To the extent that the defendants' argument can be characterized as seeking to equalize their sentences with those of their co-defendants, their argument, “without more, will not permit a departure from a properly calculated guideline sentencing range.” United States v. Wogan, 938 F.2d 1446 (1st Cir.1991); see United States v. Pierro, 32 F.3d 611, 622 (1st Cir.1994)(same); United States v. Figueroa, 976 F.2d 1446, 1460 (1st Cir.1992); United States v. Butt, 955 F.2d 77, 90 (1st Cir.1992); see also United States v. Jackson, 950 F.2d 633, 637-38 (10th Cir.1991) (“Because Jackson's claim is based solely on the lesser sentence imposed on his codefendant and because his sentence falls within the range established by the Sentencing Guidelines, we must reject this claim․”); United States v. Carpenter, 914 F.2d 1131, 1136 (9th Cir.1990) (holding that a defendant cannot base a challenge to his sentence solely on the lesser sentence given by the district court to his codefendant); United States v. Guerrero, 894 F.2d 261, 267 (7th Cir.1990) (stating that there is nothing “in the legislative history suggesting that the sentences within the Guidelines should be reviewed because of a claim that a particular sentence is draconian or too lenient”); United States v. Sanchez Solis, 882 F.2d 693, 699 (2d Cir.1989) (rejecting defendant's claim that a disparity in sentences violates the Sentencing Reform Act and rejecting his suggestion that he was penalized for exercising his right to a trial).
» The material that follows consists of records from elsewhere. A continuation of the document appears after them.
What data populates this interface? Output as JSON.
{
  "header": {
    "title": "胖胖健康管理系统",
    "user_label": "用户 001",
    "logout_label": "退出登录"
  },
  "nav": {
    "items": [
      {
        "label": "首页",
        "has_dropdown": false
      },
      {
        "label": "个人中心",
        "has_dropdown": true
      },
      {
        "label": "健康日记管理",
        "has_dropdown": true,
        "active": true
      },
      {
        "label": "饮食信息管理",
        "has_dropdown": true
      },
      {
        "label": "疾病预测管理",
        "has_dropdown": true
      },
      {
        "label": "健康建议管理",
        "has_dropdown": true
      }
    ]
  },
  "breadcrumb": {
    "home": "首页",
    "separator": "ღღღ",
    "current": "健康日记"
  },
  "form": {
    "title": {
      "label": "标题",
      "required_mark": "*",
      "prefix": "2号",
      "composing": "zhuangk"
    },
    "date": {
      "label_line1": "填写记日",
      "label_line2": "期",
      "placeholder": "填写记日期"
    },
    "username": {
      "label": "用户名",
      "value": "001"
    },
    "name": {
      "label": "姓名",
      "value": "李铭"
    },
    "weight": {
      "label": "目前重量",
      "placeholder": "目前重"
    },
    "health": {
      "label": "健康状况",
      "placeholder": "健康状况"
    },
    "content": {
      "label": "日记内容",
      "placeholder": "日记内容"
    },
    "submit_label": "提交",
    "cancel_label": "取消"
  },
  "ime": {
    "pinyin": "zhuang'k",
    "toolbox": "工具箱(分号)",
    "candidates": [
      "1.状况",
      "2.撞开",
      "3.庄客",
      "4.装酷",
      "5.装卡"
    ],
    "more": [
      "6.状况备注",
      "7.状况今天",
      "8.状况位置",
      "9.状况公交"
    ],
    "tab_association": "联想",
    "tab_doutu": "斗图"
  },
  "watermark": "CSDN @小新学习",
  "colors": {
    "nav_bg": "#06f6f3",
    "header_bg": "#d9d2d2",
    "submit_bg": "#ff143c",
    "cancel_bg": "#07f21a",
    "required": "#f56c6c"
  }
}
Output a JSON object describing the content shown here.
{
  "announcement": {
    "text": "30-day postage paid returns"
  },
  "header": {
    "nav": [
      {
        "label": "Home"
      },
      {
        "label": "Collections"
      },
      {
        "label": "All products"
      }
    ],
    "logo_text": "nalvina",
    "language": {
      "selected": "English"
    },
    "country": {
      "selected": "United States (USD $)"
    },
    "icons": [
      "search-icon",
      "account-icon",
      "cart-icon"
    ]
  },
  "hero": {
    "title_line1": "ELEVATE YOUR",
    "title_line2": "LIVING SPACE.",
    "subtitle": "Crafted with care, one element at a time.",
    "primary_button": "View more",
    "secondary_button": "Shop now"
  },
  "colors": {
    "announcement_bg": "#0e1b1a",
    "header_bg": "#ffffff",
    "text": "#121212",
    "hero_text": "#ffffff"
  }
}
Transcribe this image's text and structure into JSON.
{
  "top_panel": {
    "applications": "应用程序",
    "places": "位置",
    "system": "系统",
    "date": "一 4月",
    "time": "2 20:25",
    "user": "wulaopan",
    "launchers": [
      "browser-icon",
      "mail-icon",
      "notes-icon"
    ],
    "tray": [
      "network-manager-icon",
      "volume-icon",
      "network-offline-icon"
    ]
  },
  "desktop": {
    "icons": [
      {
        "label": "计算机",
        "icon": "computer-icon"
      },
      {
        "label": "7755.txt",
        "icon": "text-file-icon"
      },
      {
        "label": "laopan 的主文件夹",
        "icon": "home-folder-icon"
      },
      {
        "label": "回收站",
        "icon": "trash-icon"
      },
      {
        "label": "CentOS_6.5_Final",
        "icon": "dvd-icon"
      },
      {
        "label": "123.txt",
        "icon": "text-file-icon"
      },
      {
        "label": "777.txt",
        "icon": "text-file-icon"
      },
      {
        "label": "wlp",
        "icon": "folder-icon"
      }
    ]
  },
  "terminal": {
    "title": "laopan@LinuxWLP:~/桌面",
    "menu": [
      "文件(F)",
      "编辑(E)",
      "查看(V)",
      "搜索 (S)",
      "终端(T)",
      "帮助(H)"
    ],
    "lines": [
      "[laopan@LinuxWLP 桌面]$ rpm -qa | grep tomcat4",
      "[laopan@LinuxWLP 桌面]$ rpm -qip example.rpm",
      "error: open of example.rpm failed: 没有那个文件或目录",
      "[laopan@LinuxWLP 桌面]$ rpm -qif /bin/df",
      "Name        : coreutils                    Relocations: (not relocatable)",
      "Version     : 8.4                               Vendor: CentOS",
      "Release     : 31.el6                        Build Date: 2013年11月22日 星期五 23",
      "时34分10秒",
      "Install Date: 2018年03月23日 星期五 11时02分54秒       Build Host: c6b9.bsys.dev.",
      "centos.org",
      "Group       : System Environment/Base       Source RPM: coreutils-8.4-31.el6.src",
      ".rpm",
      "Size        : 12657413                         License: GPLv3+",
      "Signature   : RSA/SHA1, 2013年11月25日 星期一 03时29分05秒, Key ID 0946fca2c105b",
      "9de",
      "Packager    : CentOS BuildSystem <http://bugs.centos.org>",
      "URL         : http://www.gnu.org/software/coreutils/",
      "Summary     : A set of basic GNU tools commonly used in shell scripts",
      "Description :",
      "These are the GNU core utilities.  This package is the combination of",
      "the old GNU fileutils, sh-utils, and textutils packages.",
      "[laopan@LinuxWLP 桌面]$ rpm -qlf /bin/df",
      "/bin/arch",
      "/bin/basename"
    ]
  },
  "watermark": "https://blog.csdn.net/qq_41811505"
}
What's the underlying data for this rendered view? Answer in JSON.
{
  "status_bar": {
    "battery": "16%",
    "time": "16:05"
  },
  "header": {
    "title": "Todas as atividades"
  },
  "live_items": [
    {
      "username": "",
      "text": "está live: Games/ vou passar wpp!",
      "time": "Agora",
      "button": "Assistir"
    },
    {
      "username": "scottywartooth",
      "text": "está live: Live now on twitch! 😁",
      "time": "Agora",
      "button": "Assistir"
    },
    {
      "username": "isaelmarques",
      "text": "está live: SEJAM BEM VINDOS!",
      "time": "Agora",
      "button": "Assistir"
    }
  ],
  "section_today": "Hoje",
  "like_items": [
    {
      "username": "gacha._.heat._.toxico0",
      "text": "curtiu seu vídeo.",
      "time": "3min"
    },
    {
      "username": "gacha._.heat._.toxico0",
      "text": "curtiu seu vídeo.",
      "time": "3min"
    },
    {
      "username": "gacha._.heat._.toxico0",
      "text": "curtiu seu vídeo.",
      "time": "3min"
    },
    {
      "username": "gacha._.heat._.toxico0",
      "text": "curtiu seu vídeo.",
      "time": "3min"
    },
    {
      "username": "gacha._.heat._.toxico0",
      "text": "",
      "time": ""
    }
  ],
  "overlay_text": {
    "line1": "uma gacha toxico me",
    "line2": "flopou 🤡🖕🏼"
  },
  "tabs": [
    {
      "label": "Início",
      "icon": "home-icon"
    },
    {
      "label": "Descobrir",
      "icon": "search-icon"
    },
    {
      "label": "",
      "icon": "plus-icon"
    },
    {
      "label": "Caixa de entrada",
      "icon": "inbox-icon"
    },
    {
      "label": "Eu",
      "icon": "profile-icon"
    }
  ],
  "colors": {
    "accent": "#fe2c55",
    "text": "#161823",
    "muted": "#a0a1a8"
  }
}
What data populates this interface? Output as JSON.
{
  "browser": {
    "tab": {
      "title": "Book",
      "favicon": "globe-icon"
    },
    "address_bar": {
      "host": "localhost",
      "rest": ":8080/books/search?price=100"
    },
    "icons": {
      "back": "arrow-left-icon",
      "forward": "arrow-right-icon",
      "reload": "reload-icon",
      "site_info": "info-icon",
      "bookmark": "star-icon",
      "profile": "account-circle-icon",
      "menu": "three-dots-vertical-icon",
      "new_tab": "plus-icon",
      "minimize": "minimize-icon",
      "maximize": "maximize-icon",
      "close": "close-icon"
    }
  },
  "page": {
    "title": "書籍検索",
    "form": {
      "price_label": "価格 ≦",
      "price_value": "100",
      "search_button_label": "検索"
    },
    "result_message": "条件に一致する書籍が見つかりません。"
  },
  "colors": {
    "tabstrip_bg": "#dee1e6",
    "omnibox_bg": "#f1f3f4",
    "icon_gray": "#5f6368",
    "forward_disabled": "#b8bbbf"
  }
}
For the reasons stated in this opinion, we affirm.
1. Spitting drugs on the ground was Rosario's odd practice of dispensing drugs to customers, and thus, an identifying modus operandi.
2. Some modicum of judicial power to alleviate unfairness lies in the ability of judges, under Fed.R.Crim.P. 11(e)(1)(B), to reject sentencing recommendations made by the parties when a guilty plea is tendered.
3. It appears that the pleading defendants were minor participants compared with the defendants who went to trial. But the Guidelines account for such difference in roles in U.S.S.G. § 3B1.2 (a) and (b), and not by attributing a smaller amount of drugs to co-conspirators who play a more minor role.
TORRUELLA, Chief Judge.